Developing Anti-Virus Vaccines

Focusing on mouse lymph nodes the Scientists from the National Institute of Allergy and Infectious Diseases (NIAID), part of the National Institutes of Health (NIH), discovered that immune cells confront viruses just inside of the lymph node and not deep within these organs as previously thought.

The results are significant, the study authors say, as they observed in detail the interaction of viruses and immune cells inside a living organism, in this case, mice. Combining expertise from disciplines such as imaging, immunology, virology and other specialties, the scientists first extracted and then purified specific T cells—killer T cells—from mice. Killer T cells, which attack and kill infected or cancerous cells, are major weapons in the immune system arsenal. The scientists labeled the T cells with a fluorescent marker, injected them back into the mice, and then infected the animals with vaccinia virus, the virus used to make smallpox vaccine, engineered to express a brilliantly colored protein.

Using a multiphoton microscope the scientists could now look into the lymph nodes of the infected mice and see that the viruses had infected cells just inside the lymph node surface, triggering a swarm of T cells. These virus-specific T cells form an elaborate and dynamic communications network that activates them to divide and travel to the site of viral infection, where they kill virus-infected cells.

“A key challenge in viral vaccine research is developing strategies for immunizing against lethal viruses such as HIV that have eluded the standard vaccine approaches,” notes Jonathan Yewdell, M.D., Ph.D., leader of the study. According to the NIAID team, pinpointing where in the lymph node immune cells fight the virus should help efforts to design effective anti-virus vaccines.

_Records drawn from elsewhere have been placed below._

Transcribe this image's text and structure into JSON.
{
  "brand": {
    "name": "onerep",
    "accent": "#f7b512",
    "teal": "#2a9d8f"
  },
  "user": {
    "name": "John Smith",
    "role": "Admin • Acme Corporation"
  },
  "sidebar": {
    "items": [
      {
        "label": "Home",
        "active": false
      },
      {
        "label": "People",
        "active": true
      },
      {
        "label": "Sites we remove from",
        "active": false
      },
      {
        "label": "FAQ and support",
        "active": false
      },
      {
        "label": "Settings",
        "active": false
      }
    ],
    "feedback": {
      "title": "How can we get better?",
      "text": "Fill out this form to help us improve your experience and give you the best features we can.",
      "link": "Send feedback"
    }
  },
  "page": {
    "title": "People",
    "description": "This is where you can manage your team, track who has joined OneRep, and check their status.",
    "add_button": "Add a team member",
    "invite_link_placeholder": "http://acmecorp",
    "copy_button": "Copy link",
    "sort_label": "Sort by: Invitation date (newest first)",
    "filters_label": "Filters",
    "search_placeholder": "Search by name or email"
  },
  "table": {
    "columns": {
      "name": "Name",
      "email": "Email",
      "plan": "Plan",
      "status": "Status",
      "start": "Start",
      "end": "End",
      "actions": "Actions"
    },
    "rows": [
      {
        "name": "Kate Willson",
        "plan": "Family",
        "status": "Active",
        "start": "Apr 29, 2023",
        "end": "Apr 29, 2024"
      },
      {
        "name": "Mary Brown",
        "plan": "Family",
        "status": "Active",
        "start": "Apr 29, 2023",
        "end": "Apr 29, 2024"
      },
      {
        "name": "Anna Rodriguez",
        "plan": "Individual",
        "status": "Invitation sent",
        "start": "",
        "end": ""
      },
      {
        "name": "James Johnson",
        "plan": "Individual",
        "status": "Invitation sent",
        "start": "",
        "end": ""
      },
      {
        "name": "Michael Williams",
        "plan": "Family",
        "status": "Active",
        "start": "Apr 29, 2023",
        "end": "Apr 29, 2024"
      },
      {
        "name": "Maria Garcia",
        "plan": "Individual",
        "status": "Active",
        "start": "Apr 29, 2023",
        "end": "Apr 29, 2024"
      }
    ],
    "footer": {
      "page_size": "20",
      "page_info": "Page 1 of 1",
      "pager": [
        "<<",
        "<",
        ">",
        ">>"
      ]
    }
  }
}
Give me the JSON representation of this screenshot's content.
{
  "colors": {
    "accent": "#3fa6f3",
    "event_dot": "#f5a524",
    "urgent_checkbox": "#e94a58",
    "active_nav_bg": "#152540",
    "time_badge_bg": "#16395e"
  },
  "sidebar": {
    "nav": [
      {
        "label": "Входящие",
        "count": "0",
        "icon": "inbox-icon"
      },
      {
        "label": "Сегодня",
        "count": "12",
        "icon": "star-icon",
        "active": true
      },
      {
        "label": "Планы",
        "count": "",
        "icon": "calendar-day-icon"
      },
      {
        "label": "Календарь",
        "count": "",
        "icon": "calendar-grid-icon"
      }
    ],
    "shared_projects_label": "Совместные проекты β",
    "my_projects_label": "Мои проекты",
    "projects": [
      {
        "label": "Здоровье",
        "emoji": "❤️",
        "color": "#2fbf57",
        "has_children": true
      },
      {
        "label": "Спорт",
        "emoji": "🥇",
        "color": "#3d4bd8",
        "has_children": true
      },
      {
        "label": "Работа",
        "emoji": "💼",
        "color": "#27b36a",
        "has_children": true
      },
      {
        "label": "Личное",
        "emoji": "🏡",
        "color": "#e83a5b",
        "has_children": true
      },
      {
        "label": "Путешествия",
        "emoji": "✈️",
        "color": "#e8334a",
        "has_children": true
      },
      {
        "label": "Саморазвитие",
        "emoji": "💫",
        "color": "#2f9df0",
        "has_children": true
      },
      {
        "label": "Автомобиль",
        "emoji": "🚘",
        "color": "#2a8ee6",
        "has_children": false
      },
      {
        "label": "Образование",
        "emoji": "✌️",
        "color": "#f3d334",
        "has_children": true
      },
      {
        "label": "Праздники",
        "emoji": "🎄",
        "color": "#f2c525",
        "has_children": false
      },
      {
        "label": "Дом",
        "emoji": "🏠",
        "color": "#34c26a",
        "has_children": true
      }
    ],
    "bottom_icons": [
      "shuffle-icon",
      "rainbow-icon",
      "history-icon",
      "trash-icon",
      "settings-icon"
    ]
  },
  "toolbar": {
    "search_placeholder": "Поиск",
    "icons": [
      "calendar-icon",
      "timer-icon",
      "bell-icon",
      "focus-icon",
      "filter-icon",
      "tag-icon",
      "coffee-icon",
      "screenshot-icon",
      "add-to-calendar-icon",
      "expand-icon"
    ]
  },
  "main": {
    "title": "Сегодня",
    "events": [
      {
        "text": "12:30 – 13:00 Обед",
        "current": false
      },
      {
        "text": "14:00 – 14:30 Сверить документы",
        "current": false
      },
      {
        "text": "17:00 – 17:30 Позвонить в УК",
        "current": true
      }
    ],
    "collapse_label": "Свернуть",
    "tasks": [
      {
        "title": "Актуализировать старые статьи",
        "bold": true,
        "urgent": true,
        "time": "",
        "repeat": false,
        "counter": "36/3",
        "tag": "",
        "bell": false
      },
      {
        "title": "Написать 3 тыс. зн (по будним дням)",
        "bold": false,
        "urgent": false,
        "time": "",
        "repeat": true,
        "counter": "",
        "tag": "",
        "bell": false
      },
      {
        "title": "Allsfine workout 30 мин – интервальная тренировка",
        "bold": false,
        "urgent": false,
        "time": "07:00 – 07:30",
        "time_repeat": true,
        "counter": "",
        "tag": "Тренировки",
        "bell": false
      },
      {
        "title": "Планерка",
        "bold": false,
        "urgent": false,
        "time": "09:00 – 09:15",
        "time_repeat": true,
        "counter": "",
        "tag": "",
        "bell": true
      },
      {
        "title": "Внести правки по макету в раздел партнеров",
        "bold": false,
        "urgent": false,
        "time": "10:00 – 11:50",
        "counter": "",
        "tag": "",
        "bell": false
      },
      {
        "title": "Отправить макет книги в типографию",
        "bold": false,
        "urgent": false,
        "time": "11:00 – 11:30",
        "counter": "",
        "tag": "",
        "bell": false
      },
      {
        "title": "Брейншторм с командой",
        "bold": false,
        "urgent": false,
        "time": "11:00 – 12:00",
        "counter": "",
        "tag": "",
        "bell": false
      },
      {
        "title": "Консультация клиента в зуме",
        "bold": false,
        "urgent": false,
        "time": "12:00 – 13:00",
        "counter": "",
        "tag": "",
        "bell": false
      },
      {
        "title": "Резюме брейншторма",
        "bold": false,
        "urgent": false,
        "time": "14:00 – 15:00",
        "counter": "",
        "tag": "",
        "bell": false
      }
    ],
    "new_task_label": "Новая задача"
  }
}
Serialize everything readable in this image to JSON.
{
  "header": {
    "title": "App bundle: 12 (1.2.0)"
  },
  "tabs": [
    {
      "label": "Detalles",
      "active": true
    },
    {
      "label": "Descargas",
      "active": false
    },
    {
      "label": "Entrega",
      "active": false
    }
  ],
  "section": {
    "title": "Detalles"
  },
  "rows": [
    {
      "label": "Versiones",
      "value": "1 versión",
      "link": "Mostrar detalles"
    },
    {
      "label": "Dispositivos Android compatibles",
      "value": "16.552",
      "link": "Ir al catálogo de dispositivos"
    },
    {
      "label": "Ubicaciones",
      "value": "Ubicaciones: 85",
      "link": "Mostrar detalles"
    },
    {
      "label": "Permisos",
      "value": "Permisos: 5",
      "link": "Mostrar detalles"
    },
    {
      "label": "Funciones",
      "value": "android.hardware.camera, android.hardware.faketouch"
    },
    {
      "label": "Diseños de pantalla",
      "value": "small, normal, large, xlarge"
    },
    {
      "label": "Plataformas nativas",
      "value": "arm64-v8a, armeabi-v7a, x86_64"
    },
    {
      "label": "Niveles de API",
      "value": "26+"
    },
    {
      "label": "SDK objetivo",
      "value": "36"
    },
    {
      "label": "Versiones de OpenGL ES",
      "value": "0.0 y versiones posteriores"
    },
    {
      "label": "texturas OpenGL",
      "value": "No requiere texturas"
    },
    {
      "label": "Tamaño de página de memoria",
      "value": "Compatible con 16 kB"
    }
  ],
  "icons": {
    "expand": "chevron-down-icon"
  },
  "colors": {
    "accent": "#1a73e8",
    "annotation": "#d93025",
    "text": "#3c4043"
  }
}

COMPAMED.de; Source: National Institute of Allergy and Infectious Diseases (NIAID)